By Sarah Kuper
As a jewelry designer who owns a business with her mother in English Village, Avani Patel had a pretty good idea of the engagement ring she wanted when the right man came along.
But when her fiance, Milind, also named Patel, said he wanted to surprise her with the ring, Avani went to her mother for a little insurance that she would still get her dream ring.
“I knew he was going to work with my mom and I was sure she knew what I wanted,” Avani said. “It is beautiful.”
Avani and Milind’s romance began in 2012 at a wedding Avani attended as a guest on the groom’s side and Milind as a guest on the bride’s side.
The beachfront Cancun destination wedding cast a romantic spell over all the guests, but especially over Avani and Milind, and when they returned to the U.S., they began to date.
Avani admits the timing wasn’t perfect. Milind was completing a pharmacy residency in Washington, D.C., while she was busy with her jewelry business, Avani Rupa Fine Jewelers.
“It was a lot of work being long distance, especially because he had residency hours, which were crazy,” she said. “I went and visited a lot because I was more flexible. Of course, it was totally worth it.”
After many months, Milind finished his residency and things got more serious when he moved to Birmingham. He is now a pharmacist at UAB Highlands Hospital.
Once Milind made the move to Birmingham, Avani was sure a proposal would be coming any day.
She later found out that Milind originally planned to propose in the light tunnel in downtown Birmingham, but he was sidelined by a death in the family.
A few weeks later, while the couple was in Virginia Beach, Milind proposed to Avani on top of a Ferris wheel overlooking the beach at sunset.
“The beach and water has been a theme in our relationship so it was perfect. But, poor guy, I know it was nerve-racking,” Avani said.
The two set the date for Labor Day weekend of 2015.
The celebration would take place at a lake house Avani’s parents owned on Lake Mitchell.
Choosing a long weekend for the nuptials was necessary because the couple was planning a traditional Indian celebration lasting multiple days.
When describing the essentials that she wanted in her wedding celebration, Avani said she wanted a lot of good food, drink and fun with family. And, over the course of five days, she said, their wedding encompassed all that and more.
The festivities began with what Avani describes as her “henna day,” when she sat for five hours while her hands and feet were intricately decorated with traditional designs befitting an Indian bride.
The following day, the celebration continued with the sangeet, a night of informal dancing while the families got to know each other.
Then, on Saturday, Sept. 5, the couple was wed at Lake Mitchell in a late afternoon, traditional Indian ceremony. As is customary, Avani wore a red and hot pink bridal saree made by Indian designer Karan Motla, while Milind wore the traditional groom’s head dress.
Indian tradition is that the groom arrives at the ceremony on a white horse, but for their wedding, Milind arrived by boat. Avani was carried in to the ceremony on a palki decorated in her wedding colors of mint green and peach.

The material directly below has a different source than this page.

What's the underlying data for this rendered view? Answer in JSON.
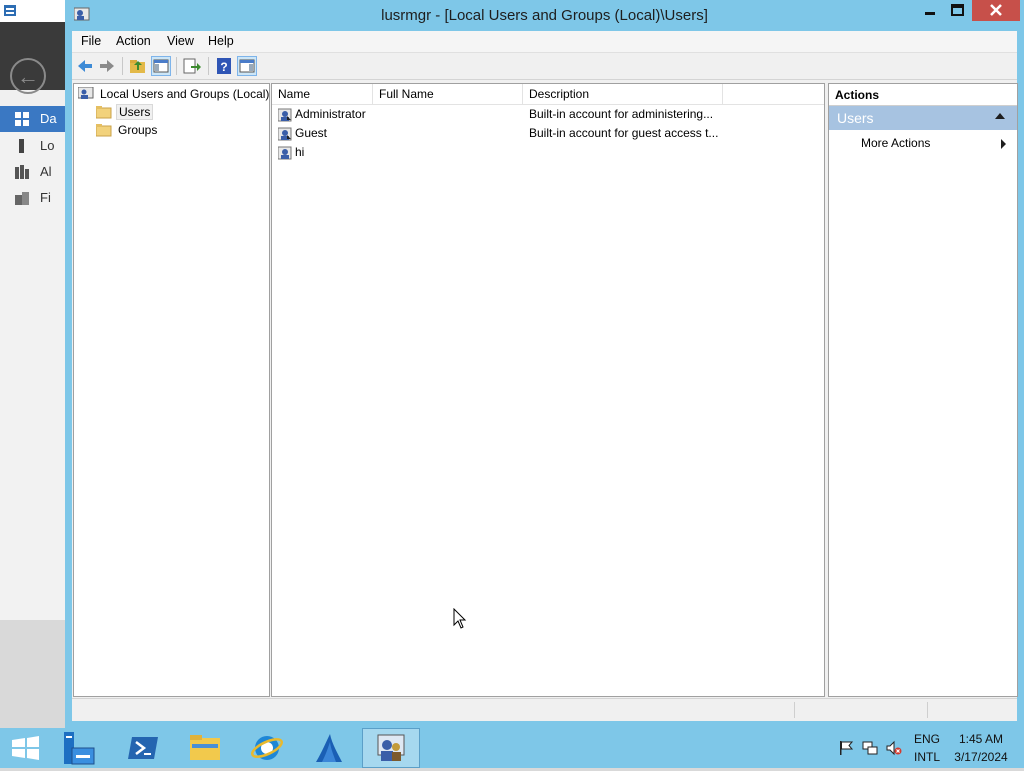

Avani said a traditional Indian wedding ceremony lasts at least two hours and incorporates many rituals that reflect Indian history and cultural values.
As for their wedding, Avani said what stood out to her was seeing Milind for the first time at the ceremony and exchanging floral garlands – a symbol of acceptance and unity.
“I saw him and I thought, ‘Wow this is really happening,'” she said.
After the ceremony, the couple opted for a more informal “after party” and then planned the formal reception for the following day.
“I knew we would be tired and it was fun to have a more relaxed evening after the ceremony. There was a lot of dancing,” Avani said.
The only event not to take place at Avani’s family lake home, the formal reception, happened at the Clanton Performing Arts Center with nearly 500 guests in attendance.
At this celebration, Avani and Milind observed American wedding traditions such as a first dance and cake cutting but also incorporated Indian dances and music.
While Avani said many of her wedding vendors were from Atlanta, she made sure the occasion had plenty of local touches and nods to her Alabama roots.
“The majority of our family had never been here and by the end of the week they wanted to move here,” Avani said. “A lot of family came from India just for a week, so it was special.”
Through the couple’s wedding website, they directed guests to attractions in Clanton as well as Birmingham.
Avani’s ceremony flowers and décor were accented with local peaches from Clanton and all of the alcohol at the reception was from Alabama breweries or distilleries.
“We had signature cocktails with local and personal touches like a ‘Tide Fashioned’ instead of an Old Fashioned because I’m an Alabama fan,” she said.
The wedding took a lot of planning and attention to details, Avani said, but in the end, the best part of the wedding had nothing to do with the logistics or aesthetics.
“It was emotional to get married but also to have my whole family be there for it. Family from India that I don’t see much came all that way. At that point we didn’t care how the food was or how it looked.”
While Avani and Milind did not jet off for an exotic honeymoon the day after the reception, they did take a trip to Spain’s wine country a few months later.